» **PROBLEM TO SOLVE**
Across the following data, how many lines include the string "heading"? Reply with the number and nothing more.

BEGIN PROVIDED DATA

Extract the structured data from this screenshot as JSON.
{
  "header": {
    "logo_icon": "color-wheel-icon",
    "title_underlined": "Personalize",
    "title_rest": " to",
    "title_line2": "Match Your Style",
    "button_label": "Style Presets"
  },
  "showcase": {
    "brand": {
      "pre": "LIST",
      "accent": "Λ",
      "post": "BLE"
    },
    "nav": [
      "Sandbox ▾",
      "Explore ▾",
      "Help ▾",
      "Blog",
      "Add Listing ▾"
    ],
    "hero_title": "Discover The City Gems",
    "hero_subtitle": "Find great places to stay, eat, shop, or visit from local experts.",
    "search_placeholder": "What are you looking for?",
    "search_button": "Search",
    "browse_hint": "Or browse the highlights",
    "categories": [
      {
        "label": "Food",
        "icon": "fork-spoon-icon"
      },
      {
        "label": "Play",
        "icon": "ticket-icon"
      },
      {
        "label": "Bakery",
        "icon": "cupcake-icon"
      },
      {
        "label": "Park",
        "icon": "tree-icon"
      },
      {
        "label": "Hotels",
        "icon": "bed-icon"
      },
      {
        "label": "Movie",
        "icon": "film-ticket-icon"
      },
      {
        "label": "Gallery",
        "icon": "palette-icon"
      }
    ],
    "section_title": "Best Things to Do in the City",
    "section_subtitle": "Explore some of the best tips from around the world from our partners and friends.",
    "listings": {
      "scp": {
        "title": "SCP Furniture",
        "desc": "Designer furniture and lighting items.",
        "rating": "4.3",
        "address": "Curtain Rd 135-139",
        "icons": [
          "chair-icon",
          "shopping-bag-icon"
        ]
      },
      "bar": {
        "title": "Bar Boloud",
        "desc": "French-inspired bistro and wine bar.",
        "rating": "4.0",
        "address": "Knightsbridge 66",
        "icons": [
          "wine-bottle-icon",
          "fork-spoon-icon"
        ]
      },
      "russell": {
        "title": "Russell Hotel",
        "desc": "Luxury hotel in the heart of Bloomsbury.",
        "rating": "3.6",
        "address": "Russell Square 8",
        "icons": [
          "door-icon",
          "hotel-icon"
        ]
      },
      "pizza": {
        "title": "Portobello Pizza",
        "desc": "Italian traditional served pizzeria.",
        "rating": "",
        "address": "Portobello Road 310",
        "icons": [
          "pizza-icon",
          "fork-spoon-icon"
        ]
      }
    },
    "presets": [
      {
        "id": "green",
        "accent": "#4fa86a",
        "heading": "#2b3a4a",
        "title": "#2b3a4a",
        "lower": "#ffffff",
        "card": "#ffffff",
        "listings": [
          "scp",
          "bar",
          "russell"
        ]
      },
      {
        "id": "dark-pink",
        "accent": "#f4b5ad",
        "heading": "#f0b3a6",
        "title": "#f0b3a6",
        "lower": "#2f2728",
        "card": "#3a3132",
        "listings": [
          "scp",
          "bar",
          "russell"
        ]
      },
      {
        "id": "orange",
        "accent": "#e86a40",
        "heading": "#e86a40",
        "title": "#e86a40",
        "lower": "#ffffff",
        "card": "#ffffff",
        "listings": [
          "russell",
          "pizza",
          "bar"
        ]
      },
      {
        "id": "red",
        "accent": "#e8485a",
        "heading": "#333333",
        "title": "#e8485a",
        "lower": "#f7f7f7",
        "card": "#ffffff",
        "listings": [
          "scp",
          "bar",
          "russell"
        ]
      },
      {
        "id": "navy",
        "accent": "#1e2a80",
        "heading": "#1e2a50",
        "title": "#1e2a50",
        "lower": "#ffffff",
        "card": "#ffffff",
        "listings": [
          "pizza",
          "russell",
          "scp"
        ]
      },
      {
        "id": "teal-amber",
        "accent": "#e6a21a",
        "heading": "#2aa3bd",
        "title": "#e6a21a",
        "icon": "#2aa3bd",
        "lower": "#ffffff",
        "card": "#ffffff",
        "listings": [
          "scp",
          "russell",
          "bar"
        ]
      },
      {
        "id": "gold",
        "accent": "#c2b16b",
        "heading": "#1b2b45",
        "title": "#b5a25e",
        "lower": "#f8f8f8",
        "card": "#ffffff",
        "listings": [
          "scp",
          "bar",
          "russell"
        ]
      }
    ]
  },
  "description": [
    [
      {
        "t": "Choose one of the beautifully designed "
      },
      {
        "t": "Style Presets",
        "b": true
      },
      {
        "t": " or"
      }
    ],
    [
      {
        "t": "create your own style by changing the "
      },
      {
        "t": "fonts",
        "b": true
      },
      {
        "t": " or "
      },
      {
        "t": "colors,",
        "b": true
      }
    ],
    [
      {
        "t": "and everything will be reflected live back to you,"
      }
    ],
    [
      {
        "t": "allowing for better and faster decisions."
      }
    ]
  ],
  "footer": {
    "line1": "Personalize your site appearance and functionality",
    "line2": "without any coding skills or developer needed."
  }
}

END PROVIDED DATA

» **RESULT OF THIS TASK**
7